She’s always liked the sharp, briny taste of pickles ever since that trip to the US but understands that it can be a little “harsh” for the uninitiated. Which is why she includes a whole section on shrubs: pickles’ sweeter, fruit-infused cousin.
“It’s an easier way into drinking vinegar,” says Cherruault, and perfect for anyone with a sweet tooth. Try the apple and cinnamon shrub for a festive tipple or join a cucumber shrub masterclass at Pickle Juice’s book launch this Wednesday at Coal Drops Yard.
It’s a customer favourite and pairs well with a G&T, though the beauty of a shrub is it makes a perfect mocktail if you want a night off drinking. “When you’ve got apple cider vinegar or pickle juice in your cocktail, it adds a depth of flavour to it,” says Cherruault. “It’s not like you’re just having Shloer.”

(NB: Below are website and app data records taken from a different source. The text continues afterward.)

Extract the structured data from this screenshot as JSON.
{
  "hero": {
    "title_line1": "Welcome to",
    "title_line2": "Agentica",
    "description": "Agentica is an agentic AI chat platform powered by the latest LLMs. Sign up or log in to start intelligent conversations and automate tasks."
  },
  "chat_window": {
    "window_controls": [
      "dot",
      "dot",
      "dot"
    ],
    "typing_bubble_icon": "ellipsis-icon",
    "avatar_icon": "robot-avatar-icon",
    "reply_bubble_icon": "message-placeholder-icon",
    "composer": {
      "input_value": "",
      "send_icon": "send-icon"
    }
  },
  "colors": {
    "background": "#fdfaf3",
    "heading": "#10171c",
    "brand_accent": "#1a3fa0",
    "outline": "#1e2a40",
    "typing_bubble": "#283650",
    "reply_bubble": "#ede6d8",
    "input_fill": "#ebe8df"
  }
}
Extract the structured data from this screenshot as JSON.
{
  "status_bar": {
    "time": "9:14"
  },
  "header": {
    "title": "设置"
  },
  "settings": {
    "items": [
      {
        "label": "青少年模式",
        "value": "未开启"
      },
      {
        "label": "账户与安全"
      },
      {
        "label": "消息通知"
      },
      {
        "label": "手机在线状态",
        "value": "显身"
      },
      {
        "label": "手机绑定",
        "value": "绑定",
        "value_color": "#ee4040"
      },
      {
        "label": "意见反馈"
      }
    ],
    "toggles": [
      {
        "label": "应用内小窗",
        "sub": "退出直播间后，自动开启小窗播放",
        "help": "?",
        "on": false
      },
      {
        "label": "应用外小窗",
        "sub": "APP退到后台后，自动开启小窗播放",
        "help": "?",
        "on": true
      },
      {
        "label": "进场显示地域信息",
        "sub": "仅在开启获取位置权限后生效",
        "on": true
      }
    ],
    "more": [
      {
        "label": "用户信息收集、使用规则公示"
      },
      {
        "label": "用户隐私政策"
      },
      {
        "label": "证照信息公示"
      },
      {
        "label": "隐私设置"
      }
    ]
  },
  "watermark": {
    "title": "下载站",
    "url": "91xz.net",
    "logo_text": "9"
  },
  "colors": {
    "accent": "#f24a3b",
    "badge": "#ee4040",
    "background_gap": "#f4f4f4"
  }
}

Which is important: people want that kick that makes them feel like they’re drinking something alcoholic. “The acidity from the vinegar adds a similar depth of flavour as spirits, so you can’t drink it as quickly as a really sugary drink,” she continues. Her mocktail of choice is one part shrub to three parts soda water, an alternative to sweet cordials, and a signature blend at neighbouring The Little Duck Picklery in Dalston.
Dirty Bones, Ping Pong and Sketch also offer fermented cocktails — some of which are in the book — but the beauty of pickle juice is how easy it is to make at home (and how colourful it looks in your cupboards). She wants Pickle Juice to be a beginners’ guide for mastering the art of fermented drinks but hopes that Londoners will start to get creative. Send in your own pickled elixir for a chance to be included on Cherruault’s website (or perhaps the next book). In the meantime, stock up Mason jars and get pickled, minus the hangover.